Commercial paper, other bonds
For one, many watchers were disappointed there was no mention Sunday of the commercial paper market, where businesses go for unsecured short-term funding. Reports have circulated of a dearth of buyers for the paper companies were sending to market, and the Street was looking for some Fed intervention.
“There’s still more they can do and probably will do at some stage of the game,” said Kathy Jones, chief fixed income strategist at Charles Schwab. “They certainly pulled out the big guns and did a lot to preserve the markets and to address concerns about liquidity in the markets.”
In the days ahead, Jones expects the Fed to institute some type of facility to address commercial paper. In addition, she thinks the central bank will need to address issues in the corporate and municipal bond markets.
“They may indeed need to amend their charter,” Jones said, as the Fed act as it is written does not allow for the purchase of corporate bonds. Others even have suggested the Fed buy stocks, likely through exchange-traded funds, though that, too, would require an act of Congress.
In the meantime, the Fed simply could choose to accelerate or even increase the total amount of bonds it is purchasing. The Sunday announcement indicated that the Fed would be buying $500 billion in Treasurys and $200 billion in mortgage-backed securities, though Chairman Jerome Powell said the central bank will do whatever is needed.
“We suspect the Fed next move would be to scale up its Treasury purchases and use more aggressive forward guidance. But with the 10-year yield at just under 70bp, there are clear limits to how much that would achieve,” Michael Pearce, U.S. economist at Capital Economics, said in a note. “Instead, the focus in the coming weeks is now squarely on Congress to provide the immediate stimulus the economy needs.”
No bottom in sight
Markets have been demanding some type of fiscal stimulus and thus far have seen only talk a few small measures. With many states now essentially in lockdown, the markets and economy both need to know there will be some type of backstop not just through liquidity and the cost of capital, but also through more direct assistance programs.

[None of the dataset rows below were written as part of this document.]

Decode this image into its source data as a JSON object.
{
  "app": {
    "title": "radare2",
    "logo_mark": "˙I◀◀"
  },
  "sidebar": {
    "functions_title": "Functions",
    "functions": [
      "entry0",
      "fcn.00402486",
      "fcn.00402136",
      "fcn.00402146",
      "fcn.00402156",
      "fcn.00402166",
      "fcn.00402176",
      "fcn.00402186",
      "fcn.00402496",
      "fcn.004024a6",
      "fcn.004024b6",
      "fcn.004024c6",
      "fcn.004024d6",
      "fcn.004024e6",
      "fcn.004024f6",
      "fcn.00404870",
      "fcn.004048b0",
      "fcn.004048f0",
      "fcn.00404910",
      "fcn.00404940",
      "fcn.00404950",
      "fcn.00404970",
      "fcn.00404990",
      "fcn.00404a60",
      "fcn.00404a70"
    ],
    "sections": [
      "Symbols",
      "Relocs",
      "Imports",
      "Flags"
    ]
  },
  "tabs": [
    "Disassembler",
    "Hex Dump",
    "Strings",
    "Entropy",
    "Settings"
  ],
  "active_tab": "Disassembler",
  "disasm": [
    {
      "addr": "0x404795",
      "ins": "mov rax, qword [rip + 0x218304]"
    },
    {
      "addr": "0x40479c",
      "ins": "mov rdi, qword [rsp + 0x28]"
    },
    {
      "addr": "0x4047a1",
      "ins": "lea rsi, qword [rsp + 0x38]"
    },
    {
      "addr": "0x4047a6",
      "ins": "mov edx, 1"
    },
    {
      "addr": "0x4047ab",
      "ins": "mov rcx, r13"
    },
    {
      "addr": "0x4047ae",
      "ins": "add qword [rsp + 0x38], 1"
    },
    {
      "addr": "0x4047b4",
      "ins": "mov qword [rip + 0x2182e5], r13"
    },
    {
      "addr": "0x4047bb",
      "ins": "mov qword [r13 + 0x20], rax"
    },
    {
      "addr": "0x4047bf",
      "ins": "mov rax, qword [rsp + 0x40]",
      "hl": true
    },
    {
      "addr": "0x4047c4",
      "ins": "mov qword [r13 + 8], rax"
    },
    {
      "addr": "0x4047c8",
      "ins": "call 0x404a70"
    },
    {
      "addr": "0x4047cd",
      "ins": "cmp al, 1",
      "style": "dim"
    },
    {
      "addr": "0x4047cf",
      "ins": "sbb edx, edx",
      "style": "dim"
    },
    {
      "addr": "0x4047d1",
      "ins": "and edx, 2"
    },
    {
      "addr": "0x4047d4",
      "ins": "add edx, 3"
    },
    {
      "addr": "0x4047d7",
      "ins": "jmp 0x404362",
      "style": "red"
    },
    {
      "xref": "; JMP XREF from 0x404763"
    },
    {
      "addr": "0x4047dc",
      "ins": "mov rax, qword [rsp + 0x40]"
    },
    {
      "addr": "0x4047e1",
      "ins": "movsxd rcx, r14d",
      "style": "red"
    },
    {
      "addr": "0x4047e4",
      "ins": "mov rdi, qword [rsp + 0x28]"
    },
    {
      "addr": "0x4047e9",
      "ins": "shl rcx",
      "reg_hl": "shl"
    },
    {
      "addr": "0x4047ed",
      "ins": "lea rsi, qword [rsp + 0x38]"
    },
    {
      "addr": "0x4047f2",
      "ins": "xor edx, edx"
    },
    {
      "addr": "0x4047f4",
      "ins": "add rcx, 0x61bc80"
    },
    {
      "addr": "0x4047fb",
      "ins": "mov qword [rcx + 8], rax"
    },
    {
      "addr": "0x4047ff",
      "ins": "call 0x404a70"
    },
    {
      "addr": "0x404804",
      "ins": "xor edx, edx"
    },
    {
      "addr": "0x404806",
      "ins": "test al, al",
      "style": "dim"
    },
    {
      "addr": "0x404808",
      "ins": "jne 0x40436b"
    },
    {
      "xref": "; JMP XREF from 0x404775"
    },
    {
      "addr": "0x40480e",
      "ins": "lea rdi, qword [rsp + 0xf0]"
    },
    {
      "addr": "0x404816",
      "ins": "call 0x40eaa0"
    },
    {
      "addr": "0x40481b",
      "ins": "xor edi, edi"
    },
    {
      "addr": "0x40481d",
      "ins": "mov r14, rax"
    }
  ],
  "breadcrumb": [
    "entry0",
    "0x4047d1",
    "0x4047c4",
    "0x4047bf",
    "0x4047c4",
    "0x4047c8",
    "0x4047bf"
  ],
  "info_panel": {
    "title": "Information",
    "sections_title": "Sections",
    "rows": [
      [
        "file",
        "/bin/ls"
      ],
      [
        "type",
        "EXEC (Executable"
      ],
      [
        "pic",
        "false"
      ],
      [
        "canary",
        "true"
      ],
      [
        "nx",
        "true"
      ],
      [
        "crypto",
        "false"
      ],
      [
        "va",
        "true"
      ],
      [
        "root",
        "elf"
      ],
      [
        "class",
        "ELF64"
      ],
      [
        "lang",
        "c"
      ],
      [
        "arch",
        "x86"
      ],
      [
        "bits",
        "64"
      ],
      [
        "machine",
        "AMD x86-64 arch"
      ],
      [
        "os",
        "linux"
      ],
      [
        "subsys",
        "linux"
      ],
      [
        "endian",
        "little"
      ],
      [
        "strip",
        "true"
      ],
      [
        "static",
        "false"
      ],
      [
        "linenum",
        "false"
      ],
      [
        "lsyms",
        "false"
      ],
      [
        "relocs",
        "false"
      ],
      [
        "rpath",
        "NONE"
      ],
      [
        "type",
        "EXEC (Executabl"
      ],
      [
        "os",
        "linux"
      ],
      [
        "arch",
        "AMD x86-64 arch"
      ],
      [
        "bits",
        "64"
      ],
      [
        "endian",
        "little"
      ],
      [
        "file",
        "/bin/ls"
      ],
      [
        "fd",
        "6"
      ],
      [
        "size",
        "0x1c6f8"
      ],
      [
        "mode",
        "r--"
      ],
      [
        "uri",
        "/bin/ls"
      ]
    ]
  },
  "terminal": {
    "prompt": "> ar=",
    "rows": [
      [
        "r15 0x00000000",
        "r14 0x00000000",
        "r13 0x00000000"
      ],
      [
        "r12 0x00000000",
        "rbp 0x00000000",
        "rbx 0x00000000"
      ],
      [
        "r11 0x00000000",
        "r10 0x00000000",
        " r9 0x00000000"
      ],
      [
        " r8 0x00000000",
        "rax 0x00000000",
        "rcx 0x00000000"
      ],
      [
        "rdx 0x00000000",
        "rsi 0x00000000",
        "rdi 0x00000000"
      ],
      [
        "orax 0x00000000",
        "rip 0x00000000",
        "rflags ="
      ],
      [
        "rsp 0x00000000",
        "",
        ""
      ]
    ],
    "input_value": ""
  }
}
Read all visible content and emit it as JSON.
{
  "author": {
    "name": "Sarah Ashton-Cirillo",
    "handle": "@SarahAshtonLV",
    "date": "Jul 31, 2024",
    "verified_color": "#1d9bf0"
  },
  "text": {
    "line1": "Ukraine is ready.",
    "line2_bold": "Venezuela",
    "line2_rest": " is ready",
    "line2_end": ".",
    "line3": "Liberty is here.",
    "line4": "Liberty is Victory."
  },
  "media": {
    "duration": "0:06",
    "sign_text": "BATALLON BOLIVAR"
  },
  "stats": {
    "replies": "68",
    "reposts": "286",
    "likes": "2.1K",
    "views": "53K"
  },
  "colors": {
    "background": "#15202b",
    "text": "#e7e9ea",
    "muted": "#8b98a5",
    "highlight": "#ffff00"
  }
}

“They’ve thrown the ball back to fiscal policy, and what they’ve done so far is pre-emptive to get ahead of any financial stress,” said Scott Clemons, chief investment strategist at Brown Brothers Harriman. “We’ve certainly seen some liquidity issues in Treasurys. Trading desks have gone remote, spreads have widened out.”
Market losses accelerated Monday into the afternoon and bond yields continued to tumble.
Clemons said he doesn’t see signs of a market bottom forming but he does see consistency with the crisis markets of 2008 and 2009 “where prices were not only divorced from reality but reality was divorced from reality.”
“I think we’re in this for some time to come. The news flow is likely to get worse before it gets better,” he said. “Until then, I don’t know what the bottom is.”